I think I've asked the question of what is the definitive difference between romantic and platonic love when there is absolutely no sexual or physical aspect involved. I've been feeling both a bit abandoned and alone. I suppose that's it isn't it?
That space beside her doesn't belong to me. Even though I'm a bit possessive of her. Oh my gosh. I have this problem.
My best friend is married and I always feel most alone when she is having an impromptu date with her husband. I have had to find a way to balance my happiness for her with my immediate feelings of abandonment. Which are obviously completely unfair to express. Which is why I have felt that the difference lies with the sense of belonging.
If you are asexual, you simply don't feel much interest in sex, although you may well desire a romantic relationship. While there are many ace couples in happy, sex-free partnerships, aces may face misunderstanding and even scorn from those who don't understand the orientation. Just as there is nothing wrong with having a sexual orientation that's not geared toward reproduction, neither is it wrong to prefer taking a pass on sex altogether.
Asexuality, as with all types of human sexuality, isn't always an all-or-nothing proposition, but instead exists along a spectrum. As it relates to sexuality alone, someone can either identify as completely asexual, meaning they do not experience any feelings of sexual attraction whatsoever, or as gray-A, which is akin to being demisexual in that sexual feelings may be experienced under certain conditions. According to LGBTQ Nation , demisexual and gray-A aren't exactly the same thing, as demi is a specific orientation meaning people who only feel sexual within the context of a deep emotional connection whereas gray-A's are less defined.

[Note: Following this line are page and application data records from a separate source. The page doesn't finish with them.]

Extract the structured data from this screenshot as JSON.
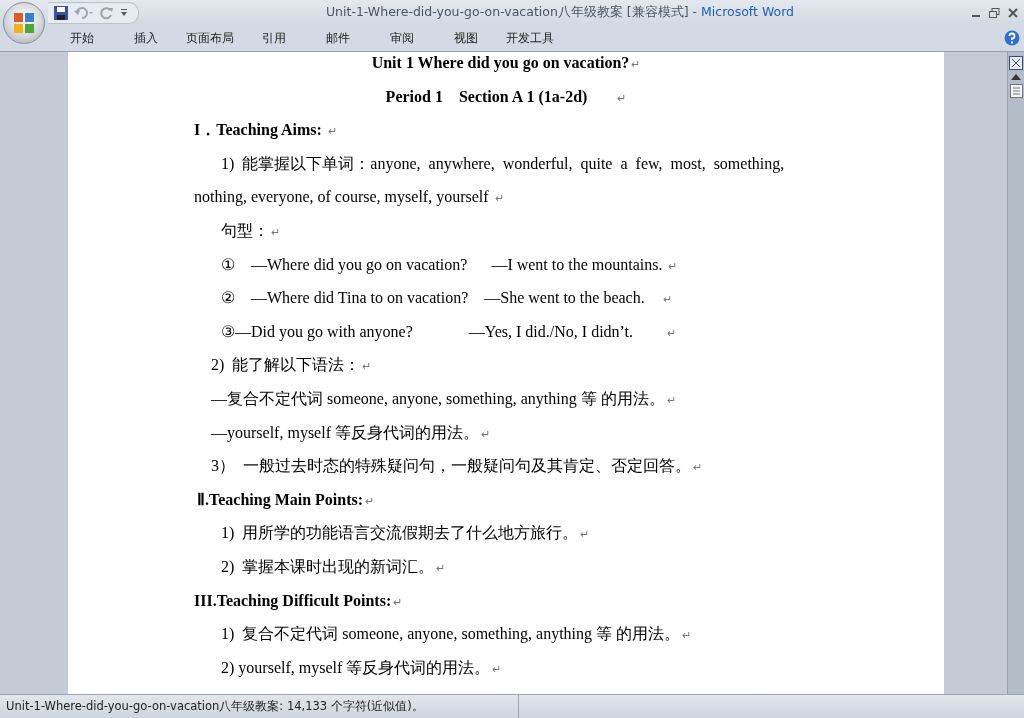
{
  "window": {
    "document_title": "Unit-1-Where-did-you-go-on-vacation八年级教案 [兼容模式]",
    "separator": " - ",
    "app_name": "Microsoft Word"
  },
  "ribbon_tabs": [
    {
      "label": "开始",
      "selected": false
    },
    {
      "label": "插入",
      "selected": false
    },
    {
      "label": "页面布局",
      "selected": false
    },
    {
      "label": "引用",
      "selected": false
    },
    {
      "label": "邮件",
      "selected": false
    },
    {
      "label": "审阅",
      "selected": false
    },
    {
      "label": "视图",
      "selected": false
    },
    {
      "label": "开发工具",
      "selected": false
    }
  ],
  "paragraphs": [
    {
      "kind": "title",
      "text": "Unit 1 Where did you go on vacation?",
      "mark": "↵"
    },
    {
      "kind": "title",
      "text": "Period 1    Section A 1 (1a-2d)       ",
      "mark": "↵"
    },
    {
      "kind": "heading",
      "text": "I．Teaching Aims: ",
      "mark": "↵"
    },
    {
      "kind": "item",
      "text": "1)  能掌握以下单词：anyone,  anywhere,  wonderful,  quite  a  few,  most,  something,"
    },
    {
      "kind": "plain",
      "text": "nothing, everyone, of course, myself, yourself ",
      "mark": "↵"
    },
    {
      "kind": "item",
      "text": "句型：",
      "mark": "↵"
    },
    {
      "kind": "item",
      "text": "①    —Where did you go on vacation?      —I went to the mountains. ",
      "mark": "↵"
    },
    {
      "kind": "item",
      "text": "②    —Where did Tina to on vacation?    —She went to the beach.    ",
      "mark": "↵"
    },
    {
      "kind": "item",
      "text": "③—Did you go with anyone?              —Yes, I did./No, I didn’t.        ",
      "mark": "↵"
    },
    {
      "kind": "sub",
      "text": "2)  能了解以下语法：",
      "mark": "↵"
    },
    {
      "kind": "sub",
      "text": "—复合不定代词 someone, anyone, something, anything 等 的用法。",
      "mark": "↵"
    },
    {
      "kind": "sub",
      "text": "—yourself, myself 等反身代词的用法。",
      "mark": "↵"
    },
    {
      "kind": "sub",
      "text": "3）  一般过去时态的特殊疑问句，一般疑问句及其肯定、否定回答。",
      "mark": "↵"
    },
    {
      "kind": "heading2",
      "text": "Ⅱ.Teaching Main Points:",
      "mark": "↵"
    },
    {
      "kind": "item",
      "text": "1)  用所学的功能语言交流假期去了什么地方旅行。",
      "mark": "↵"
    },
    {
      "kind": "item",
      "text": "2)  掌握本课时出现的新词汇。",
      "mark": "↵"
    },
    {
      "kind": "heading",
      "text": "III.Teaching Difficult Points:",
      "mark": "↵"
    },
    {
      "kind": "item",
      "text": "1)  复合不定代词 someone, anyone, something, anything 等 的用法。",
      "mark": "↵"
    },
    {
      "kind": "item",
      "text": "2) yourself, myself 等反身代词的用法。",
      "mark": "↵"
    }
  ],
  "status_bar": {
    "text": "Unit-1-Where-did-you-go-on-vacation八年级教案: 14,133 个字符(近似值)。"
  }
}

They're more "asexual-ish," and it's possible that a gray-A may engage in sexual activity now and then and sometimes they kinda sorta like it, but other times Asexuals and gray-A's can also fall anywhere on the romantic spectrum.
Aces can also be romantically attracted to people of the same gender homoromantic , the opposite gender heteromantic , both genders biromantic , or people regardless of gender panromantic.
Ace awareness is growing to the point where the community even has its own black, gray, white, and purple flag. As Asexual Agenda explains it, the black stripe stands for asexuality; the gray stripe for gray-A; the white stripe somewhat controversially for allosexuals, meaning anyone who experiences sexual attraction of any type; and purple for the community as a whole. That being said, there's still little recognition of asexuality in popular culture and the media, expect perhaps as a negative stereotype about sex-hating prudes of the stereotypical "church lady" variety.
Of the very few celebrities who are either out as or widely assumed to be asexual, the most prominent ones as listed by Madame Noire include comedians Janeane Garofalo and Paula Poundstone, singer Morrissey , and "Project Runway" host Tim Gunn as well as historical figures Florence Nightingale and T. Lawrence aka Lawrence of Arabia.